From 1760 to 1765 he published, successively, an Additional Dialogue of the Dead between Pericles and Cosmo (a vindication of Pitt); The Cure of Saul, a sacred ode; Dissertation on the Rise, Union, &c. of Poetry and Music; History of the Rise and Progress of Poetry; and Thoughts on Civil Liberty, Licentiousness, and Faction. In this last piece he threw out some ideas upon national education, which called forth the animadversions of Dr. Priestley; but, being communicated to Dr. Damaresq, who was then in Russia, for the purpose of advising the empress as to the establishment of certain schools in her dominions, our author was addressed on the subject, and invited to a correspondence. He accordingly drew up a paper, containing a scheme not only of education, but of legislation, which so pleased the empress, that she gave him an invitation to her court. Ill health, however, and the advice of his friends, dissuaded him from the journey, for the expenses of which he had been assigned £1,000; his enemies accused him of appropriating the whole. but it seems that he had only drawn £200, of which he returned above half. The mortification he felt at the stop put to his designs in Russia considerably agitated his spirits, and as he was subject to frenzy, probably deranged his mind. He fell into an irrecoverable state of dejection and melancholy, and on the 23d of September, 1766, put a period to his existence with a razor, as he lay in his bed.
In addition to the works beforementioned, Dr. Brown wrote several sermons, and A Letter to Dr. Lowth, in answer to one in which that divine charged him with an obsequious admiration of Warburton. He also left, in manuscript, an unfinished work on The Principles of Christian Legislation, the publication of which he directed by his will.
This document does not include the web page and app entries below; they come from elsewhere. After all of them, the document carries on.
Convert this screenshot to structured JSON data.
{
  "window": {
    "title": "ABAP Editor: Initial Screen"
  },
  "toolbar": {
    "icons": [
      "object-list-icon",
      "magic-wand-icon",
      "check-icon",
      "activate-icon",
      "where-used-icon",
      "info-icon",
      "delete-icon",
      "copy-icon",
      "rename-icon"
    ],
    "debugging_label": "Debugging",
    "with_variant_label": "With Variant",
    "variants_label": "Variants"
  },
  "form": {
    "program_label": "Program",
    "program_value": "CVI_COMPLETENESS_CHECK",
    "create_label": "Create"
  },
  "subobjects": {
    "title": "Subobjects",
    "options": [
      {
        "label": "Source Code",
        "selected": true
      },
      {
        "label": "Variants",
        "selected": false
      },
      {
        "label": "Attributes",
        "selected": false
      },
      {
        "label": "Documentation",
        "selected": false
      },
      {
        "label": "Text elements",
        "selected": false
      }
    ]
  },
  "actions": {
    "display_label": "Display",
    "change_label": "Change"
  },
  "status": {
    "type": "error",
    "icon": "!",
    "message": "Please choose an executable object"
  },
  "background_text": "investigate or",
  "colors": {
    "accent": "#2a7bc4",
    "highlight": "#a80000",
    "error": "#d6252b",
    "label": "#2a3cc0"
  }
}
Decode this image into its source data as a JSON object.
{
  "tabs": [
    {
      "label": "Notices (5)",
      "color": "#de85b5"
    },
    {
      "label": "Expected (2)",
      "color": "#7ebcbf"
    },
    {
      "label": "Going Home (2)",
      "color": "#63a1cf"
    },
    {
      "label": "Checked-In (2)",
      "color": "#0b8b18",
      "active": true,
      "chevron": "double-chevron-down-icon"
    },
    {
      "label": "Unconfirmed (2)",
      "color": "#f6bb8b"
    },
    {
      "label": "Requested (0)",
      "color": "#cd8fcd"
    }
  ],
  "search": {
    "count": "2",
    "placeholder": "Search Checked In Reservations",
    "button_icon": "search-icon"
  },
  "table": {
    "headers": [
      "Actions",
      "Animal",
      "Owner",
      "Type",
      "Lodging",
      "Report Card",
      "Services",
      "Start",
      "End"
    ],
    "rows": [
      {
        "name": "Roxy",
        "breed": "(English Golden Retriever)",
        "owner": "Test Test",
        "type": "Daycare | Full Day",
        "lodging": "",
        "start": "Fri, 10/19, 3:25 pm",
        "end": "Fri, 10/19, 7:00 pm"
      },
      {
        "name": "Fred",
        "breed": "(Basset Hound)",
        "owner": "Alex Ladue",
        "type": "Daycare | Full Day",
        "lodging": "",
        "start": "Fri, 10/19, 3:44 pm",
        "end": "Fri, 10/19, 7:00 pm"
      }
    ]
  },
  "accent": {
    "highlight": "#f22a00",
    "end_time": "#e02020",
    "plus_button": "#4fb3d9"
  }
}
If Dr. Brown is to be estimated by the temporary popularity of his works, and the able antagonists they raised up against him, he must undoubtedly rank high among the authors of the preceding century. He certainly possessed, in an eminent degree, what may be called speculative talent: his sermons are powerful and instructive; his poems not destitute of sublimity and imagination; and his essays on poetry and music evince a scientific genius of no mean order. In the early part of his career he advocated liberal opinions, and his conduct was in accordance with his principles; but these seem to have undergone a considerable change in his late years, when his works betrayed a strong bias towards authority.